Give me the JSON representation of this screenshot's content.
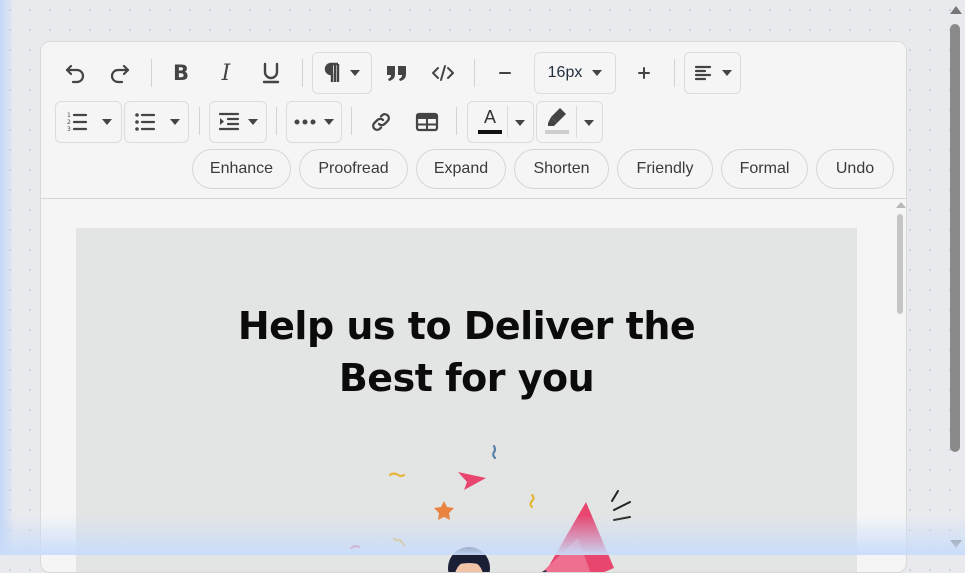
{
  "toolbar": {
    "font_size": "16px",
    "ai_actions": [
      "Enhance",
      "Proofread",
      "Expand",
      "Shorten",
      "Friendly",
      "Formal",
      "Undo"
    ],
    "text_color_letter": "A",
    "text_color": "#111111",
    "highlight_color": "#cfcfcf"
  },
  "content": {
    "headline_line1": "Help us to Deliver the",
    "headline_line2": "Best for you",
    "background": "#e3e5e4"
  },
  "colors": {
    "accent_pink": "#e8466f",
    "icon": "#222f3e"
  }
}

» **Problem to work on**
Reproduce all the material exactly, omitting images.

» **Exercise answer**
Give me the JSON representation of this screenshot's content.
{
  "toolbar": {
    "font_size": "16px",
    "ai_actions": [
      "Enhance",
      "Proofread",
      "Expand",
      "Shorten",
      "Friendly",
      "Formal",
      "Undo"
    ],
    "text_color_letter": "A",
    "text_color": "#111111",
    "highlight_color": "#cfcfcf"
  },
  "content": {
    "headline_line1": "Help us to Deliver the",
    "headline_line2": "Best for you",
    "background": "#e3e5e4"
  },
  "colors": {
    "accent_pink": "#e8466f",
    "icon": "#222f3e"
  }
}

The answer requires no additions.